Raw data:
——————

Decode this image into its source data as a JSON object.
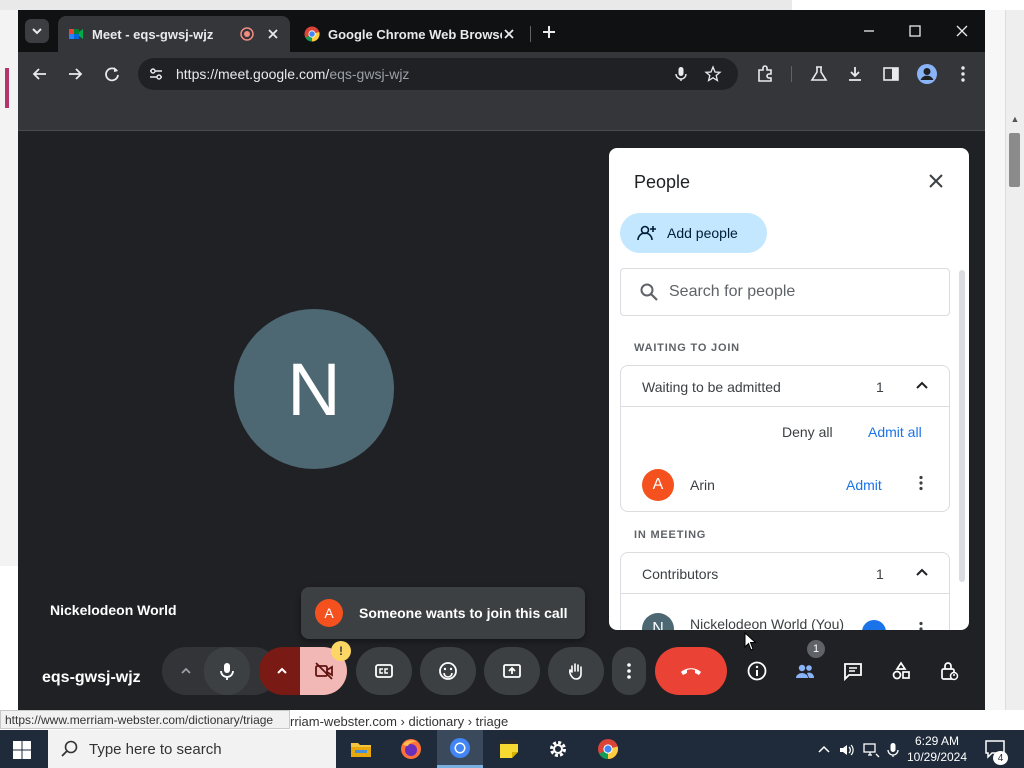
{
  "browser": {
    "tabs": [
      {
        "title": "Meet - eqs-gwsj-wjz",
        "active": true,
        "recording_icon": "record-icon",
        "favicon": "google-meet-icon"
      },
      {
        "title": "Google Chrome Web Browser",
        "active": false,
        "favicon": "chrome-icon"
      }
    ],
    "address": {
      "host": "https://meet.google.com/",
      "path": "eqs-gwsj-wjz"
    }
  },
  "meet": {
    "self_tile": {
      "initial": "N",
      "name": "Nickelodeon World"
    },
    "meeting_code": "eqs-gwsj-wjz",
    "toast": {
      "avatar": "A",
      "text": "Someone wants to join this call"
    },
    "camera_warning": "!",
    "people_count": "1",
    "colors": {
      "end_call": "#ea4335",
      "camera_off": "#f2b8b5",
      "accent": "#1a73e8"
    }
  },
  "panel": {
    "title": "People",
    "add_people": "Add people",
    "search_placeholder": "Search for people",
    "waiting_section": "WAITING TO JOIN",
    "waiting_group": {
      "label": "Waiting to be admitted",
      "count": "1"
    },
    "deny_all": "Deny all",
    "admit_all": "Admit all",
    "waiting_person": {
      "initial": "A",
      "name": "Arin",
      "action": "Admit"
    },
    "in_meeting_section": "IN MEETING",
    "contributors_group": {
      "label": "Contributors",
      "count": "1"
    },
    "me": {
      "initial": "N",
      "name": "Nickelodeon World (You)"
    }
  },
  "status_bar": {
    "url": "https://www.merriam-webster.com/dictionary/triage",
    "behind": "rriam-webster.com › dictionary › triage"
  },
  "taskbar": {
    "search_placeholder": "Type here to search",
    "apps": [
      "file-explorer-icon",
      "firefox-icon",
      "chrome-icon",
      "sticky-notes-icon",
      "settings-icon",
      "chrome-icon"
    ],
    "time": "6:29 AM",
    "date": "10/29/2024",
    "notifications": "4"
  }
}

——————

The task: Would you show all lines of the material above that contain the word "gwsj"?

Exercise answer:
        "title": "Meet - eqs-gwsj-wjz",
      "path": "eqs-gwsj-wjz"
    "meeting_code": "eqs-gwsj-wjz",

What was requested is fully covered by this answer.